Now both Aquinas and Molina believed that there were true counterfactuals about what, if for any circumstance, what a creature with free will would do if faced with a certain choice in that particular circumstance. It's just that Aquinas thought God decreed the truth of these counterfactuals. He said, let it be the case that if a creature were in this circumstance, that creature would freely do so and so. And Molina thought no, it's not possible to decree those. Because then you could decree that both the counterfactuals, decree that the creature was in those circumstances, and thus decree what the creature would freely do, which is contradictory. And Aquinas, well, having lived many years before, he couldn't reply, but he would have replied not so; God can freely decree. That's just, he freely, he decrees everything, including what creatures freely do. Molina said that's impossible. Many years later, the Jesuits and the Dominicans got in a terrible fight. The pope had to, ordered them to stop accusing each other of heresy on this matter. But they agreed that there were these true counterfactuals of creaturely freedom, and of course God, being omniscient, knew them. Then if Molina just said well, God just finds himself with these. You know, that in each possible world, there are different ones because they're contingent propositions. God, but of course being omniscient, he knows which ones in the actual world are true. Another possibility, of course, and it's certainly the one I favor, is that an omniscient being doesn't know these truths because there are no such truths to be known. There are no truths about what a free being would do if offered a free choice between two alternatives in circumstances that are never going to arise.

Robert Lawrence Kuhn:

And why is there not a truth of, now, of that matter?

Peter van Inwagen:

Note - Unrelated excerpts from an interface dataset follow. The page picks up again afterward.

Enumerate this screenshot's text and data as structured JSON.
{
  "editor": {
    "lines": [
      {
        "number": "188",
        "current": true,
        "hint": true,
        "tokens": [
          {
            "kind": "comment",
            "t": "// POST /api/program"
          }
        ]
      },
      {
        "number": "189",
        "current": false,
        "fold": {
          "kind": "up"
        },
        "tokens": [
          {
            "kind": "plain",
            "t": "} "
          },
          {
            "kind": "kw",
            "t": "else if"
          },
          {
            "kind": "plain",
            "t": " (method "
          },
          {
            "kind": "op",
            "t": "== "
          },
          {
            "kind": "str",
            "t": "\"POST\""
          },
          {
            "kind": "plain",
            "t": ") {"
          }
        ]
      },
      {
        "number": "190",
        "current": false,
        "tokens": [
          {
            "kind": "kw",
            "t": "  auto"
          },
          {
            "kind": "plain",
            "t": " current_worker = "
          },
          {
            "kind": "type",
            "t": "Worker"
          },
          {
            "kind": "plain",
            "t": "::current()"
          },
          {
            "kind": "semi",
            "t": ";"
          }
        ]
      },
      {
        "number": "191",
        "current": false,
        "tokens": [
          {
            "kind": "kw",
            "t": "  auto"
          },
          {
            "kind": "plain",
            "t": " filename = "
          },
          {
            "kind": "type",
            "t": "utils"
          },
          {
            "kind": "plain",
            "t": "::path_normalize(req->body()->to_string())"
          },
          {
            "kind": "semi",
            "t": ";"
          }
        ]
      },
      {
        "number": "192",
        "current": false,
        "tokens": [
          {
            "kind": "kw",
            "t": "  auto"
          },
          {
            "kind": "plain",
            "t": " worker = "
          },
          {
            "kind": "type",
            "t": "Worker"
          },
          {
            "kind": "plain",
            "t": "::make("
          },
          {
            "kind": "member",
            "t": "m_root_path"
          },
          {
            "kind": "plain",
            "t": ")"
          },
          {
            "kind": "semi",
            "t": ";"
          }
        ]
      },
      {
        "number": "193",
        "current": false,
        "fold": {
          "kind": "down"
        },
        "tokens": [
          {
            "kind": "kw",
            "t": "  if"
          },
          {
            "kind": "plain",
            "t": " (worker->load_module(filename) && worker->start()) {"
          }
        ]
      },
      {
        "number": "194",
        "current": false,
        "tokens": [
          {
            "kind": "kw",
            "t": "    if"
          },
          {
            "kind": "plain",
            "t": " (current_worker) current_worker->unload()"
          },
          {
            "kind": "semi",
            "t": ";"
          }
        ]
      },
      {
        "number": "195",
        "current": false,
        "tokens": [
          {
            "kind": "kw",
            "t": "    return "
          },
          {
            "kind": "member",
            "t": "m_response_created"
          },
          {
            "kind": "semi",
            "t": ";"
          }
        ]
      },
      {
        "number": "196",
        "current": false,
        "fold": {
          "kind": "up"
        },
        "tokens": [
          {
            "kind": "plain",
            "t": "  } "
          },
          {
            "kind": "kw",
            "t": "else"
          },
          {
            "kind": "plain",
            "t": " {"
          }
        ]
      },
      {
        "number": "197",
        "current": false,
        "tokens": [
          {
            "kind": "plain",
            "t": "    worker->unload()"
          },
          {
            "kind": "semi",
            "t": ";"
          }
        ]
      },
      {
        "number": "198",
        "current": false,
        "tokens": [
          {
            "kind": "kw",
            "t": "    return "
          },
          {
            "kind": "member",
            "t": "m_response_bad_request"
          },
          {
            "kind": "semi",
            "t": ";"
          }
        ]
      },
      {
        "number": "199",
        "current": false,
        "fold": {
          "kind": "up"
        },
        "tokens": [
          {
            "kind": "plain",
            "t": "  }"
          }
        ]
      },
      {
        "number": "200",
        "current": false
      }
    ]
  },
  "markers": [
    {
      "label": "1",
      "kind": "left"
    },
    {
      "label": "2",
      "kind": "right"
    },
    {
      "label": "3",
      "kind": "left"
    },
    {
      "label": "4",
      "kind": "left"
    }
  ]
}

Well, I mean suppose that I am put, consider a situation that I'm not going to be in, in which a student, say, offers me one million dollars to raise her grade from a B to an A in my course, and under circumstances where I, rightly or wrongly, am convinced there's absolutely no chance of this coming out; suppose that in that circumstance I would have a free choice, that is, and free will is incompatible with both, everybody here is assuming that free will is incompatible with causal determinism. So, it must be an undetermined choice. What would I do in those circumstances, if it was a free choice? Why does there have to be any truth about what I would do? If, if it's true that what I would do is freely accept the bribe, then it must be that somehow the circumstance in which I'm offered the bribe and accept it is, in some way, closer to reality than one in which I'm offered the bribe and don't accept it, at least that's how I'd understand counterfactual conditionals. But if it's just undetermined; if the antecedent, if my being in those circumstances and the offer, those are the same, and then there's simply an indeterministic fork in the world, how can one fork be closer to reality than the other fork? There doesn't, sometimes people call this the grounding problem in this area, or at least this is my own statement of what people call the grounding problem, is there's just no basis in reality for the truth of one of those counterfactual conditionals.

Robert Lawrence Kuhn:

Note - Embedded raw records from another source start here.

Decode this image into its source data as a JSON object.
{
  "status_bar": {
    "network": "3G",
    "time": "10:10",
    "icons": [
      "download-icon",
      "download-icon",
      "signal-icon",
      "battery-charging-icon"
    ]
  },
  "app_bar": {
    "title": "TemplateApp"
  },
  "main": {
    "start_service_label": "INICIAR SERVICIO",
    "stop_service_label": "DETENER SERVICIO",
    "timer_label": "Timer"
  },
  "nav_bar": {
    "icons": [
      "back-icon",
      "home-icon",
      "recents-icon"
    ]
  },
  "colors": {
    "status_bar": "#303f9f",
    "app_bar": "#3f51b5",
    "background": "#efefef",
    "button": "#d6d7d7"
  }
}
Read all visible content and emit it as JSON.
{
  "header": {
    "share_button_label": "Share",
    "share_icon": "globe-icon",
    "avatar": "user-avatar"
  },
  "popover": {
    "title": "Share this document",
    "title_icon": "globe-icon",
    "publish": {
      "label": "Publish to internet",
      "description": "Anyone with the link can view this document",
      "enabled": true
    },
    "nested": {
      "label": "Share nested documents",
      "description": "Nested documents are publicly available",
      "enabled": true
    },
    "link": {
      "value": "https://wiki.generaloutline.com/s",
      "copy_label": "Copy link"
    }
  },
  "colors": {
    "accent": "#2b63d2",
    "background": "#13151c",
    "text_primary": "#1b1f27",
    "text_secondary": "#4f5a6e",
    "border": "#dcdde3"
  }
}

And therefore, it doesn't impinge on God's omniscience not to know that these so-called counterfactuals of freedom of middle knowledge.

Peter van Inwagen:

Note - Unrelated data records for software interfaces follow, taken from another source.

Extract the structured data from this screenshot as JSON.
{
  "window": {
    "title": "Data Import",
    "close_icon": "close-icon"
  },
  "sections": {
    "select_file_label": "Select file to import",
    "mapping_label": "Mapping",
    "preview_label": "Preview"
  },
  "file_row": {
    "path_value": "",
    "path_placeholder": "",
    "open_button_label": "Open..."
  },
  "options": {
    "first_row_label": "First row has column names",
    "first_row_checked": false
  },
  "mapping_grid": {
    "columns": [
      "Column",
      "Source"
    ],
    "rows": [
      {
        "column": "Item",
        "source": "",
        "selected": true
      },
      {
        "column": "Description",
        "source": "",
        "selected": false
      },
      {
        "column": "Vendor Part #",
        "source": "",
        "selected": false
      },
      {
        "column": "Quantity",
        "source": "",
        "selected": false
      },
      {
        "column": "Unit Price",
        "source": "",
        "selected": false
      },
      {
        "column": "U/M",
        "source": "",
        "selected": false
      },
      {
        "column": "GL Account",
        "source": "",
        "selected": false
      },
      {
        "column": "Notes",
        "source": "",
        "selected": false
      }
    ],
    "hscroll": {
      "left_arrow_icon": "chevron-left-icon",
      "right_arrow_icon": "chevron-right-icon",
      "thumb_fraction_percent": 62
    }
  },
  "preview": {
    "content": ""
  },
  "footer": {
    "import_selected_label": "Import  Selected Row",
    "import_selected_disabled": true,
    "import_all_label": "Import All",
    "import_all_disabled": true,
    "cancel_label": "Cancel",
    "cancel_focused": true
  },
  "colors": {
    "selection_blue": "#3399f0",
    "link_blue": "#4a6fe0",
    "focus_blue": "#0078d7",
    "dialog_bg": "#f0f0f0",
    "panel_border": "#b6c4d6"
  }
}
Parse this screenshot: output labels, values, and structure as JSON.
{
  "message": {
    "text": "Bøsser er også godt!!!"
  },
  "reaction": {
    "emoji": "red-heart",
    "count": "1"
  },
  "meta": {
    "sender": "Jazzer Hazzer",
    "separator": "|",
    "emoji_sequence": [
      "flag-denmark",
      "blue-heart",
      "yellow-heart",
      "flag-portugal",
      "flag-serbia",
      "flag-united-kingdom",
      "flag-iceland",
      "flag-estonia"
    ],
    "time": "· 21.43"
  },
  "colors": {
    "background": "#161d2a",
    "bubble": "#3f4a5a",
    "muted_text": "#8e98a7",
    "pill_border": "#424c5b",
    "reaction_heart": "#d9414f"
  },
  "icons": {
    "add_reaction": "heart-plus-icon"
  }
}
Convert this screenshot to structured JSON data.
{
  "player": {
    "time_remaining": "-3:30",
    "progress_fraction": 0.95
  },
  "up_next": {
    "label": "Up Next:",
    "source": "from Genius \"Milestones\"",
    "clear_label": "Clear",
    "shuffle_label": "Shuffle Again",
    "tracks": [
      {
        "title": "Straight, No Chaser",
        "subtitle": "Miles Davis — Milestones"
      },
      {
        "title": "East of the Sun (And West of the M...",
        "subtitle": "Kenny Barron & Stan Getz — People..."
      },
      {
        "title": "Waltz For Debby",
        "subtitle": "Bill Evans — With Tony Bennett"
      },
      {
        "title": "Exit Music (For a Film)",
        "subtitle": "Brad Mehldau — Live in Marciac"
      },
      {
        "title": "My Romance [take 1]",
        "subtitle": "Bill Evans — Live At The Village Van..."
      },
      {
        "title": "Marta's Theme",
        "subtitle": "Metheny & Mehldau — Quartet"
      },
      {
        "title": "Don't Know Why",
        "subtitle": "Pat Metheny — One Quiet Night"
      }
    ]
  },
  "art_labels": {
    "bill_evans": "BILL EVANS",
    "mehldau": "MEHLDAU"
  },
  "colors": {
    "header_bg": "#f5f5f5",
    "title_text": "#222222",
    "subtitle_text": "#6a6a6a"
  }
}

Yes. Right, because according to the standard logic of counterfactuals that we have from David Lewis, the counterfactual, if I were freely offered the bribe, I would take it. If, or if I were offered the bribe, I would freely take it, and if I were offered the bribe, I would freely reject it, are both false. They can both be false. God, being omniscient, knows that. He knows that each one of them is false. He knows that also, that one of them would be true, if the antecedent were true, if those circumstances actually arose, but neither of them has the property being the one that would be true. He knows that. He knows everything there is to know in this circumstance. So, this is perhaps unlike what some people, including myself, would say about God in the future, where there is something to know and God can't know it. This is a much more comfortable situation for me, and that's God's omniscience is not threatened simply because there's no such thing for him to know.